For those of you who think I am shooting the messengers (the brave Left intellectuals), I say in my defense that I am not equating Buddha’s responsibility for atrocities with the political opportunism of the “Bam-ponthi” intellectuals—they of course do not balance each other out. However, it is not unfair to point out the not-so-hidden agenda of some of the prominent Left voices (often masquerading as “independent”) who have spearheaded the protest, especially when you consider how they have remained silent spectators when other atrocities perpetrated by the Jyoti Basu-led Left front have happened.
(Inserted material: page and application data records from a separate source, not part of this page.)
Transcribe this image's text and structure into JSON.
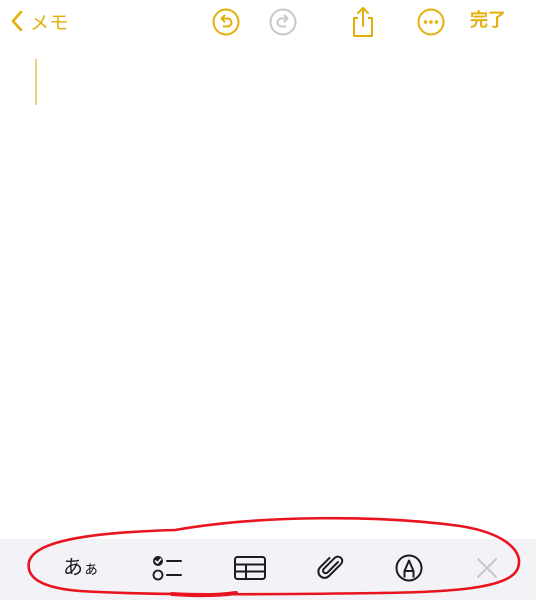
{
  "nav": {
    "back_label": "メモ",
    "done_label": "完了",
    "icons": {
      "back": "chevron-left-icon",
      "undo": "undo-icon",
      "redo": "redo-icon",
      "share": "share-icon",
      "more": "ellipsis-circle-icon"
    }
  },
  "toolbar": {
    "format_label_large": "あ",
    "format_label_small": "ぁ",
    "icons": {
      "checklist": "checklist-icon",
      "table": "table-icon",
      "attachment": "paperclip-icon",
      "markup": "pen-circle-icon",
      "close": "close-icon"
    }
  },
  "colors": {
    "accent": "#e4af0a",
    "disabled": "#c7c7cc",
    "toolbar_bg": "#f2f2f7",
    "toolbar_icon": "#1c1c1e",
    "annotation": "#e8141e"
  }
}
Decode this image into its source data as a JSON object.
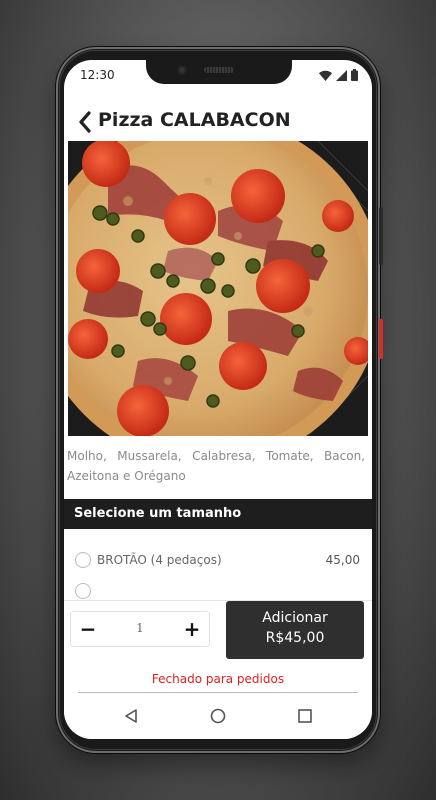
{
  "status": {
    "time": "12:30"
  },
  "header": {
    "title": "Pizza CALABACON"
  },
  "product": {
    "description": "Molho, Mussarela, Calabresa, Tomate, Bacon, Azeitona e Orégano"
  },
  "size_section": {
    "title": "Selecione um tamanho",
    "options": [
      {
        "label": "BROTÃO (4 pedaços)",
        "price": "45,00"
      },
      {
        "label": "",
        "price": ""
      }
    ]
  },
  "order": {
    "quantity": "1",
    "minus": "−",
    "plus": "+",
    "add_label": "Adicionar",
    "add_price": "R$45,00",
    "closed_notice": "Fechado para pedidos"
  },
  "icons": {
    "back": "chevron-left-icon",
    "wifi": "wifi-icon",
    "signal": "signal-icon",
    "battery": "battery-icon",
    "nav_back": "triangle-back-icon",
    "nav_home": "circle-home-icon",
    "nav_recents": "square-recents-icon"
  },
  "colors": {
    "section_bar": "#1e1e1e",
    "add_button": "#2f2f2f",
    "closed_notice": "#e01f1f",
    "power_button": "#d22f2f"
  }
}
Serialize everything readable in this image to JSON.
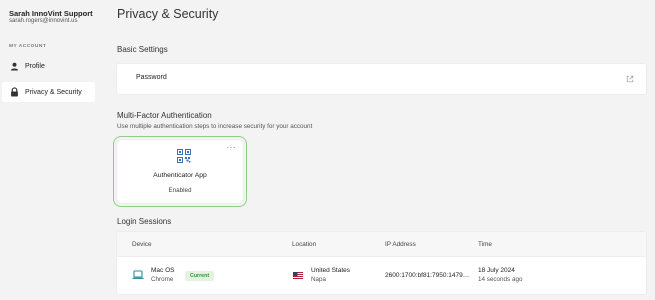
{
  "sidebar": {
    "user_name": "Sarah InnoVint Support",
    "user_email": "sarah.rogers@innovint.us",
    "section_label": "MY ACCOUNT",
    "items": [
      {
        "label": "Profile",
        "icon": "person-icon",
        "active": false
      },
      {
        "label": "Privacy & Security",
        "icon": "lock-icon",
        "active": true
      }
    ]
  },
  "main": {
    "title": "Privacy & Security",
    "basic_settings": {
      "heading": "Basic Settings",
      "password_label": "Password",
      "password_icon": "external-link-icon"
    },
    "mfa": {
      "heading": "Multi-Factor Authentication",
      "subtitle": "Use multiple authentication steps to increase security for your account",
      "card": {
        "icon": "qr-code-icon",
        "title": "Authenticator App",
        "status": "Enabled",
        "menu": "···",
        "border_color": "#8fcf86"
      }
    },
    "login_sessions": {
      "heading": "Login Sessions",
      "columns": [
        "Device",
        "Location",
        "IP Address",
        "Time"
      ],
      "rows": [
        {
          "device_os": "Mac OS",
          "device_browser": "Chrome",
          "badge": "Current",
          "location_city": "United States",
          "location_region": "Napa",
          "ip": "2600:1700:bf81:7950:1479…",
          "time_date": "18 July 2024",
          "time_ago": "14 seconds ago"
        }
      ]
    }
  },
  "colors": {
    "accent_green": "#8fcf86",
    "badge_text": "#3c8f35",
    "badge_bg": "#e3f3df",
    "icon_teal": "#2d8aa0",
    "qr_blue": "#3c6fb4"
  }
}
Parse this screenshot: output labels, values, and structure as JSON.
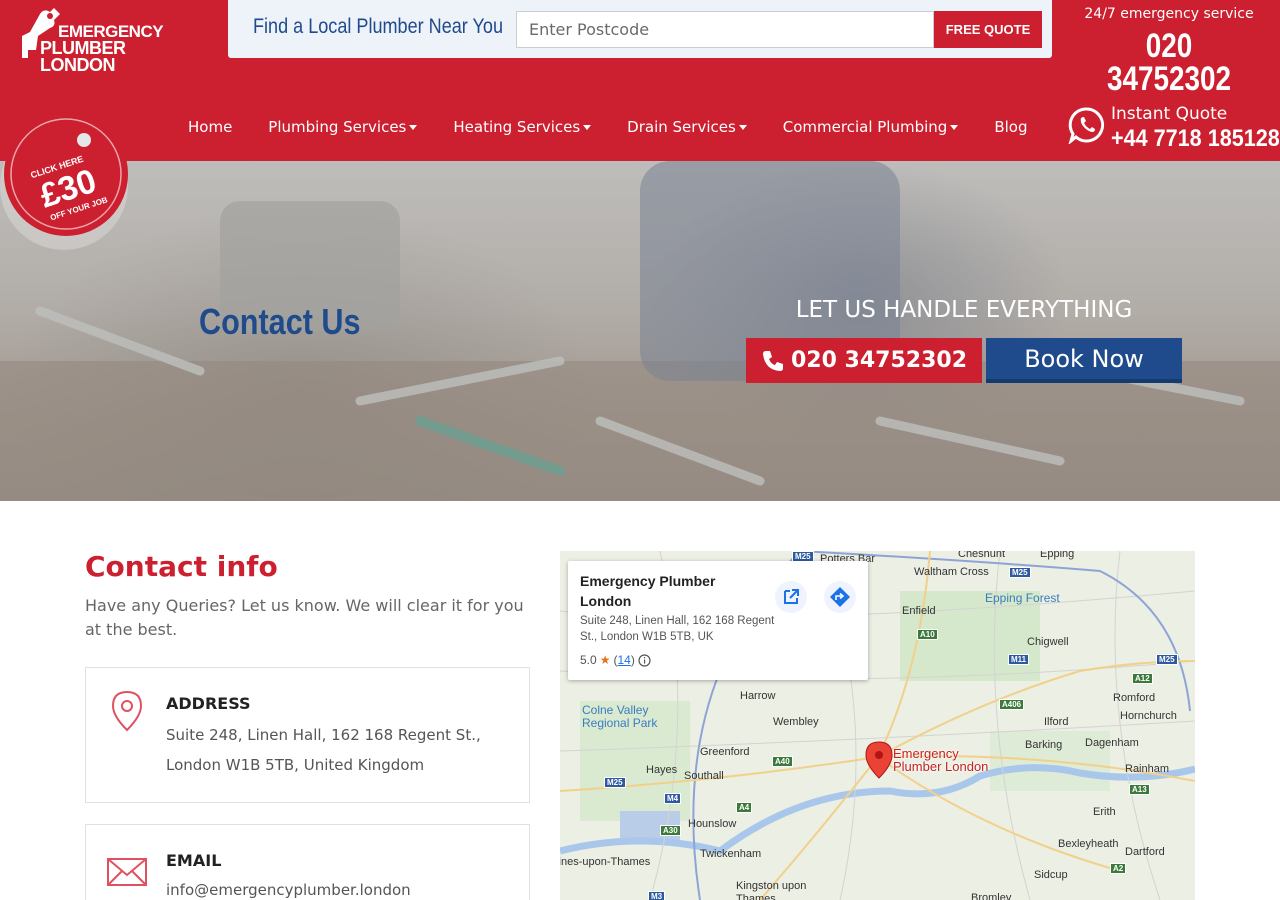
{
  "header": {
    "logo_line1": "EMERGENCY",
    "logo_line2": "PLUMBER LONDON",
    "search_title": "Find a Local Plumber Near You",
    "postcode_placeholder": "Enter Postcode",
    "quote_button": "FREE QUOTE",
    "emergency_label": "24/7 emergency service",
    "emergency_phone": "020 34752302",
    "whatsapp_label": "Instant Quote",
    "whatsapp_phone": "+44 7718 185128",
    "colors": {
      "brand_red": "#cc1f2f",
      "brand_blue": "#1f4b8c"
    }
  },
  "nav": {
    "items": [
      {
        "label": "Home",
        "dropdown": false
      },
      {
        "label": "Plumbing Services",
        "dropdown": true
      },
      {
        "label": "Heating Services",
        "dropdown": true
      },
      {
        "label": "Drain Services",
        "dropdown": true
      },
      {
        "label": "Commercial Plumbing",
        "dropdown": true
      },
      {
        "label": "Blog",
        "dropdown": false
      }
    ]
  },
  "badge": {
    "line1": "CLICK HERE",
    "amount": "£30",
    "line2": "OFF YOUR JOB"
  },
  "hero": {
    "title": "Contact Us",
    "tagline": "LET US HANDLE EVERYTHING",
    "call_button": "020 34752302",
    "book_button": "Book Now"
  },
  "contact": {
    "title": "Contact info",
    "description": "Have any Queries? Let us know. We will clear it for you at the best.",
    "address_heading": "ADDRESS",
    "address": "Suite 248, Linen Hall, 162 168 Regent St., London W1B 5TB, United Kingdom",
    "email_heading": "EMAIL",
    "email": "info@emergencyplumber.london"
  },
  "map": {
    "place_name": "Emergency Plumber London",
    "place_address": "Suite 248, Linen Hall, 162 168 Regent St., London W1B 5TB, UK",
    "rating": "5.0",
    "review_count": "14",
    "pin_label": "Emergency Plumber London",
    "labels": {
      "potters_bar": "Potters Bar",
      "cheshunt": "Cheshunt",
      "epping": "Epping",
      "waltham_cross": "Waltham Cross",
      "epping_forest": "Epping Forest",
      "enfield": "Enfield",
      "chigwell": "Chigwell",
      "romford": "Romford",
      "hornchurch": "Hornchurch",
      "harrow": "Harrow",
      "colne_valley": "Colne Valley Regional Park",
      "wembley": "Wembley",
      "ilford": "Ilford",
      "barking": "Barking",
      "dagenham": "Dagenham",
      "greenford": "Greenford",
      "hayes": "Hayes",
      "southall": "Southall",
      "rainham": "Rainham",
      "erith": "Erith",
      "hounslow": "Hounslow",
      "twickenham": "Twickenham",
      "bexleyheath": "Bexleyheath",
      "dartford": "Dartford",
      "sidcup": "Sidcup",
      "kingston": "Kingston upon Thames",
      "staines": "Staines-upon-Thames",
      "bromley": "Bromley"
    },
    "roads": {
      "m25a": "M25",
      "m25b": "M25",
      "m25c": "M25",
      "m25d": "M25",
      "a10": "A10",
      "m11": "M11",
      "a12": "A12",
      "a406": "A406",
      "a40": "A40",
      "m4": "M4",
      "a4": "A4",
      "a30": "A30",
      "a13": "A13",
      "a2": "A2",
      "m3": "M3"
    }
  }
}
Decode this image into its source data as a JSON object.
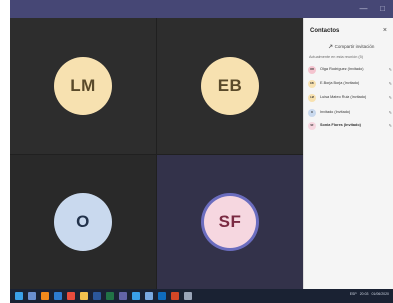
{
  "window": {
    "controls": {
      "minimize": "—",
      "maximize": "□"
    }
  },
  "tiles": [
    {
      "initials": "LM",
      "color": "#f7e1b0"
    },
    {
      "initials": "EB",
      "color": "#f7e1b0"
    },
    {
      "initials": "O",
      "color": "#c9d9ee"
    },
    {
      "initials": "SF",
      "color": "#f6d7e0",
      "speaking": true
    }
  ],
  "panel": {
    "title": "Contactos",
    "close": "×",
    "share_label": "Compartir invitación",
    "share_icon": "share-icon",
    "section_label": "Actualmente en esta reunión (5)",
    "people": [
      {
        "initials": "OR",
        "name": "Olga Rodríguez (Invitado)",
        "color": "#f4c4cf"
      },
      {
        "initials": "EB",
        "name": "E.Borja Borja (Invitado)",
        "color": "#f7e1b0"
      },
      {
        "initials": "LM",
        "name": "Luisa Mateo Ruiz (Invitado)",
        "color": "#f7e1b0"
      },
      {
        "initials": "O",
        "name": "Invitado (Invitado)",
        "color": "#c9d9ee"
      },
      {
        "initials": "SF",
        "name": "Sonia Flores (Invitado)",
        "color": "#f6d7e0"
      }
    ]
  },
  "taskbar": {
    "icons": [
      "windows-icon",
      "task-view-icon",
      "vlc-icon",
      "edge-icon",
      "chrome-icon",
      "explorer-icon",
      "word-icon",
      "excel-icon",
      "teams-icon",
      "photos-icon",
      "store-icon",
      "outlook-icon",
      "powerpoint-icon",
      "settings-icon"
    ],
    "icon_colors": [
      "#3aa0e8",
      "#6a8fcf",
      "#f08a1c",
      "#2d7dd2",
      "#e84c3d",
      "#f2c14e",
      "#2b579a",
      "#217346",
      "#6264a7",
      "#3aa0e8",
      "#7aa9e0",
      "#0f6cbd",
      "#d24726",
      "#9aa5b8"
    ],
    "tray": {
      "lang": "ESP",
      "time": "20:03",
      "date": "01/06/2020"
    }
  }
}
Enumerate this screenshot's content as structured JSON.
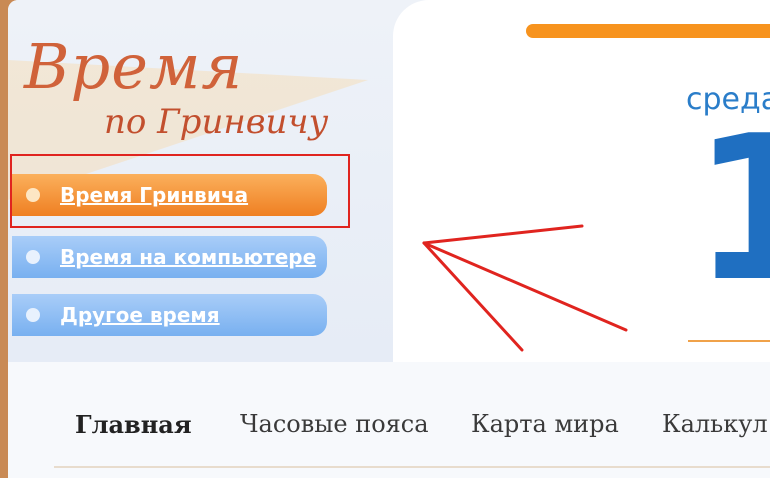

The divided loyalties of the Bengali intellectuals, torn between their Marxist ideals and loyalty to the hand that gives, has been perhaps best captured by Mrinal Sen (a mostly silent voice against Left Front barbarities in the past) walking in two marches on successive days, one taken out by “citizens against Buddhadeb” and one taken out by the CPIM in support of the Chief Minister. A sidelight: Prabhuji Mithun walked in support of Buddha which was slightly ironic considering that in movies like “Tulkalam” and “MLA Fatakeshto” he is shown as fighting for farmers against evil corporations out to acquire their land. Of course Mithunda has his reasons and I will not try to analyze them here as it is futile trying to peek into the mind of God.
Lastly, Nandigram has been a gift from above for an increasingly irrelevant Mamta Banerjee and for the religious right, who after years of being pilloried by the Left for atrocities on innocents in their states, are enjoying kicking the Reds in the nuts ( I have never seen terror like Nandigram says Mr. Advani [yeah right]) and even accusing the Left of communal violence against minorities, forgetting of course to mention that many of the victims and many of the accused are Muslims.
Once the smokescreen has cleared, political punches landed and the sense of outrage has dissipated, what’s left in Nandigram is a human tragedy of epic proportions whose the victims have cut across all political lines.
What’s even more horrifying however is what lies in the future.
With the continued perpetuation of the traditional Marxist power idiom of violent cadre-ism and the accompanying reactionary “itching-for-violence” Maoist-Trinamool presence in rural Bengal, incidents like Nandigram will remain just one rumor, just one notice, just one bullet away from happening.